March is National Colorectal Cancer Awareness Month and this is a good reminder to get that colonoscopy scheduled. Are you due?
As healthcare providers, we are in a good position to help encourage our patients, friends, and family members to get regular colorectal screenings, but are we practicing what we preach with ourselves?
In a previous blog, I ranted about my mammogram paranoia, but do you know how long it took for me to actually schedule that appointment? Well, the order was written in March 2012 and I just had the mammogram done in February... 2013. Yes, I know, ridiculous, and I should know better, but sometimes life gets in the way of maintaining good health -- blah, blah, blah.
I really don't have a good enough excuse for delaying the mammogram except forgetfulness and making everything else a priority except for my health. In the end, all this really did was add to my anxiety by waiting so long to have the procedure done.

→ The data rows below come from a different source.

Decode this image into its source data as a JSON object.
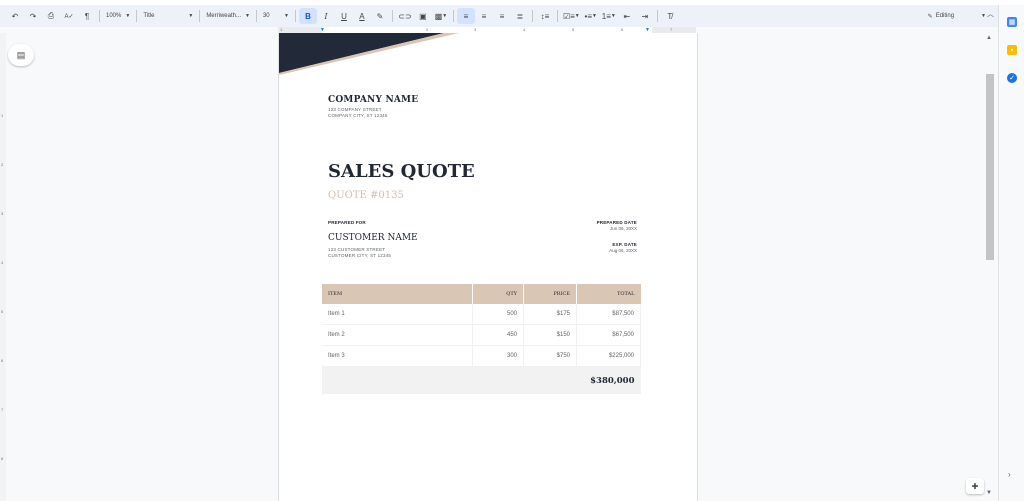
{
  "toolbar": {
    "zoom": "100%",
    "style": "Title",
    "font": "Merriweath...",
    "font_size": "30",
    "mode": "Editing"
  },
  "ruler": {
    "h_ticks": [
      "1",
      "2",
      "3",
      "4",
      "5",
      "6",
      "7"
    ],
    "v_ticks": [
      "1",
      "2",
      "3",
      "4",
      "5",
      "6",
      "7",
      "8",
      "9"
    ]
  },
  "document": {
    "company_name": "COMPANY NAME",
    "company_street": "123 COMPANY STREET",
    "company_city": "COMPANY CITY, ST 12345",
    "title": "SALES QUOTE",
    "quote_number": "QUOTE #0135",
    "prepared_for_label": "PREPARED FOR",
    "customer_name": "CUSTOMER NAME",
    "customer_street": "123 CUSTOMER STREET",
    "customer_city": "CUSTOMER CITY, ST 12345",
    "prepared_date_label": "PREPARED DATE",
    "prepared_date": "Jun 06, 20XX",
    "exp_date_label": "EXP. DATE",
    "exp_date": "Aug 06, 20XX",
    "table": {
      "headers": [
        "ITEM",
        "QTY",
        "PRICE",
        "TOTAL"
      ],
      "rows": [
        {
          "item": "Item 1",
          "qty": "500",
          "price": "$175",
          "total": "$87,500"
        },
        {
          "item": "Item 2",
          "qty": "450",
          "price": "$150",
          "total": "$67,500"
        },
        {
          "item": "Item 3",
          "qty": "300",
          "price": "$750",
          "total": "$225,000"
        }
      ],
      "grand_total": "$380,000"
    }
  },
  "colors": {
    "accent_tan": "#dac6b5",
    "navy": "#222833",
    "toolbar_bg": "#edf2fa"
  }
}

I don't want to deviate from the topic at hand here, but this is a prime example of what we do: We take care of others and neglect ourselves.
I can understand why people delay having a colonoscopy done. Let's face it, the prep is the pits. But it's one day every few years -- easy for me to say considering I've never had it done. I have not yet reached the recommended age of 50 for colorectal screening, but should we be waiting that long? It's like waiting until a woman is 40 to have her first mammogram. I strongly discourage any woman waiting until they are 40, but I do not sit on the US Preventative Services Task Force.
So tell me, what are your lame excuses for not following through with cancer screening tests? Are you going to be one of the thousands of patients diagnosed with advanced cancer simply because you didn't follow up like you should have?
Well, one answer that comes to mind is that our profession is already experiencing an oncology nursing shortage -- let's not add to it by neglecting ourselves.